You can use the **LOGEST **function in Excel to calculate the formula of an exponential curve that fits your data.

The equation of the curve will take on the following form:

y = b * m^{x}

This function uses the following basic syntax:

**=LOGEST(known_y's, [known_x's], [const], [stats])**

where:

**known_y’s**: An array of known y-values**known_x’s**: An array of known x-values**const**: Optional argument. If TRUE, the constant b is treated normally. If FALSE, the constant b is set to 1.**stats**: Optional argument. If TRUE, additional regression statistics are returned. If FALSE, additional regression statistics are not returned.

The following step-by-step example shows how to use this function in practice.

**Step 1: Enter the Data**

First, let’s enter the following dataset in Excel:

**Step 2: Visualize the Data**

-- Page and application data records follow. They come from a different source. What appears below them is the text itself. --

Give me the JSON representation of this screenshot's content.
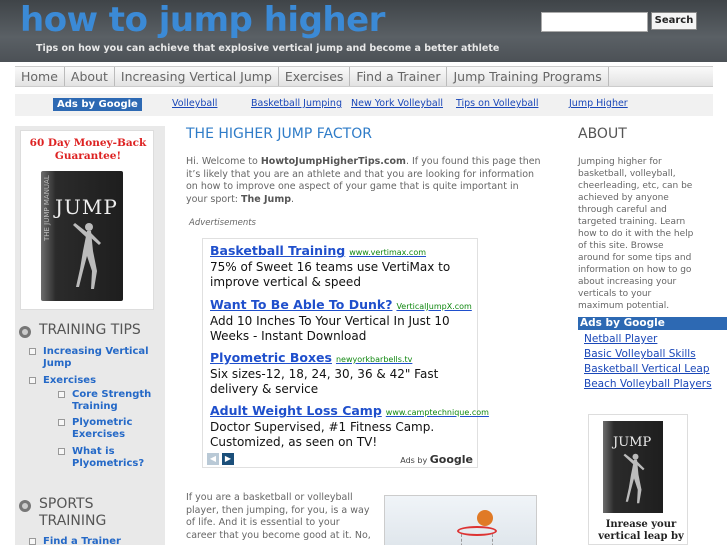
{
  "header": {
    "site_title": "how to jump higher",
    "tagline": "Tips on how you can achieve that explosive vertical jump and become a better athlete",
    "search_placeholder": "",
    "search_button": "Search"
  },
  "nav": {
    "items": [
      "Home",
      "About",
      "Increasing Vertical Jump",
      "Exercises",
      "Find a Trainer",
      "Jump Training Programs"
    ]
  },
  "link_unit": {
    "label": "Ads by Google",
    "links": [
      "Volleyball",
      "Basketball Jumping",
      "New York Volleyball",
      "Tips on Volleyball",
      "Jump Higher"
    ]
  },
  "left": {
    "product": {
      "guarantee_line1": "60 Day Money-Back",
      "guarantee_line2": "Guarantee!",
      "book_title": "JUMP",
      "book_spine": "THE JUMP MANUAL"
    },
    "training_tips": {
      "heading": "TRAINING TIPS",
      "items": [
        "Increasing Vertical Jump",
        "Exercises"
      ],
      "subitems": [
        "Core Strength Training",
        "Plyometric Exercises",
        "What is Plyometrics?"
      ]
    },
    "sports_training": {
      "heading": "SPORTS TRAINING",
      "items": [
        "Find a Trainer"
      ]
    }
  },
  "main": {
    "title": "THE HIGHER JUMP FACTOR",
    "intro_part1": "Hi. Welcome to ",
    "intro_site": "HowtoJumpHigherTips.com",
    "intro_part2": ". If you found this page then it’s likely that you are an athlete and that you are looking for information on how to improve one aspect of your game that is quite important in your sport: ",
    "intro_bold": "The Jump",
    "intro_end": ".",
    "advertisements_label": "Advertisements",
    "ads": [
      {
        "title": "Basketball Training",
        "url": "www.vertimax.com",
        "body": "75% of Sweet 16 teams use VertiMax to improve vertical & speed"
      },
      {
        "title": "Want To Be Able To Dunk?",
        "url": "VerticalJumpX.com",
        "body": "Add 10 Inches To Your Vertical In Just 10 Weeks - Instant Download"
      },
      {
        "title": "Plyometric Boxes",
        "url": "newyorkbarbells.tv",
        "body": "Six sizes-12, 18, 24, 30, 36 & 42\" Fast delivery & service"
      },
      {
        "title": "Adult Weight Loss Camp",
        "url": "www.camptechnique.com",
        "body": "Doctor Supervised, #1 Fitness Camp. Customized, as seen on TV!"
      }
    ],
    "ads_by_label": "Ads by",
    "ads_by_brand": "Google",
    "para2": "If you are a basketball or volleyball player, then jumping, for you, is a way of life. And it is essential to your career that you become good at it. No,"
  },
  "right": {
    "about_title": "ABOUT",
    "about_text": "Jumping higher for basketball, volleyball, cheerleading, etc, can be achieved by anyone through careful and targeted training. Learn how to do it with the help of this site. Browse around for some tips and information on how to go about increasing your verticals to your maximum potential.",
    "ads_label": "Ads by Google",
    "links": [
      "Netball Player",
      "Basic Volleyball Skills",
      "Basketball Vertical Leap",
      "Beach Volleyball Players"
    ],
    "product_title": "JUMP",
    "product_caption": "Inrease your vertical leap by"
  },
  "colors": {
    "title_blue": "#3b8ad6",
    "link_blue": "#1a47b8",
    "ad_label_blue": "#2d69b3",
    "ad_url_green": "#118811"
  }
}
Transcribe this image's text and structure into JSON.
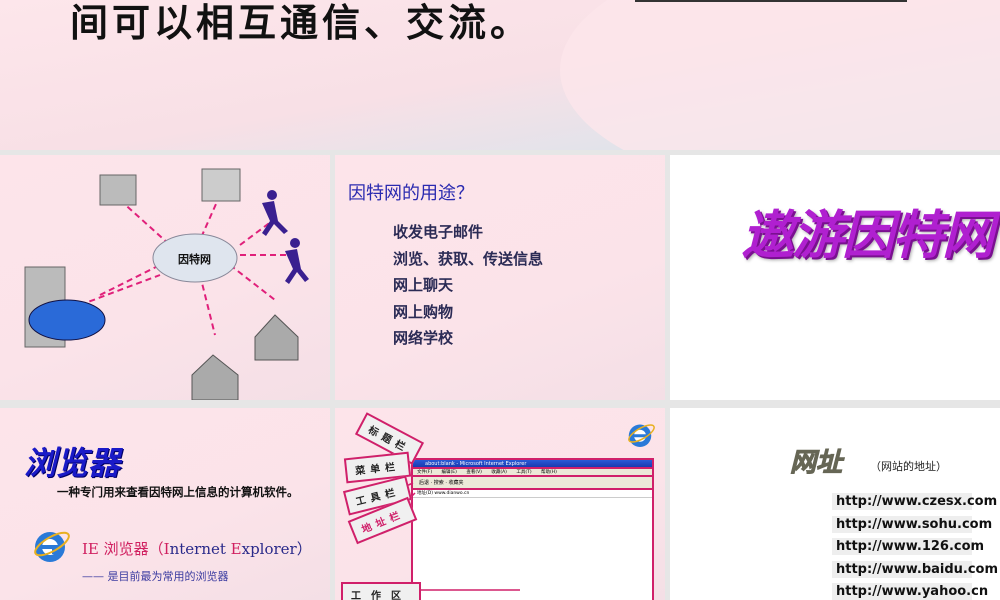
{
  "top_slide": {
    "title": "间可以相互通信、交流。"
  },
  "network_slide": {
    "cloud_label": "因特网"
  },
  "uses_slide": {
    "title": "因特网的用途？",
    "items": [
      "收发电子邮件",
      "浏览、获取、传送信息",
      "网上聊天",
      "网上购物",
      "网络学校"
    ]
  },
  "title_slide": {
    "title": "遨游因特网"
  },
  "browser_slide": {
    "title": "浏览器",
    "description": "一种专门用来查看因特网上信息的计算机软件。",
    "ie_prefix": "IE 浏览器（",
    "ie_I": "I",
    "ie_nternet": "nternet ",
    "ie_E": "E",
    "ie_xplorer": "xplorer）",
    "subtitle": "—— 是目前最为常用的浏览器"
  },
  "ie_slide": {
    "labels": {
      "title_bar": "标题栏",
      "menu_bar": "菜单栏",
      "tool_bar": "工具栏",
      "address_bar": "地址栏",
      "work_area": "工作区"
    },
    "window_title": "about:blank - Microsoft Internet Explorer",
    "menu": "文件(F) 编辑(E) 查看(V) 收藏(A) 工具(T) 帮助(H)",
    "toolbar": "后退 · 搜索 · 收藏夹",
    "address": "地址(D)  www.dianwo.cn"
  },
  "url_slide": {
    "title": "网址",
    "subtitle": "（网站的地址）",
    "urls": [
      "http://www.czesx.com",
      "http://www.sohu.com",
      "http://www.126.com",
      "http://www.baidu.com",
      "http://www.yahoo.cn"
    ]
  },
  "colors": {
    "accent_pink": "#d0206a",
    "blue_title": "#1a1ac8",
    "purple": "#b020d0"
  }
}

Next, let’s create a quick scatter plot of x vs. y to verify that the data actually follow an exponential curve:

We can see that the data do indeed follow an exponential curve.

**Step 3: Use LOGEST to Find the Exponential Curve Formula**

Next, we can type the following formula into any cell to calculate the exponential curve formula:

=LOGEST(B2:B11, A2:A11)

The following screenshot shows how to use this formula in practice:

The first value in the output represents the value for **m** and the second value in the output represents the value for **b** in the equation:

**y = b * m ^{x}**

Thus, we would write this exponential curve formula as:

**y = 1.909483 * 1.489702 ^{x}**

We could then use this formula to predict the values of y based on the value of x.

For example, if x has a value of 8 then we would predict that y has a value of **46.31**:

y = 1.909483 * 1.489702^{8} = 46.31

**Step 4 (Optional): Display Additional Regression Statistics**

We can set the value for the **stats** argument in the **LOGEST** function equal to **TRUE** to display additional regression statistics for the fitted regression equation:

Here’s how to interpret each value in the output:

- The standard error for m is
**.02206**. - The standard error for b is
**.136879**. - The R
^{2}for the model is**.97608**. - The standard error for y is
**.200371**. - The F-statistic is
**326.4436**. - The degrees of freedom is
**8**. - The regression sum of squares is
**13.10617**. - The residual sum of squares is
**.321187**.

In general, the most interesting metric in these additional statistics is the R^{2} value, which represents the proportion of the variance in the response variable that can be explained the predictor variable.

The value for R^{2} can range from 0 to 1.

Since the R^{2} for this particular model is close to 1, it tells us that the predictor variable x does a good job of predicting the value of the response variable y.

**Related:** What is a Good R-squared Value?

**Additional Resources**

The following tutorials explain how to perform other common operations in Excel:

How to Use DEVSQ in Excel

How to Use SUMSQ in Excel

How to Perform Nonlinear Regression in Excel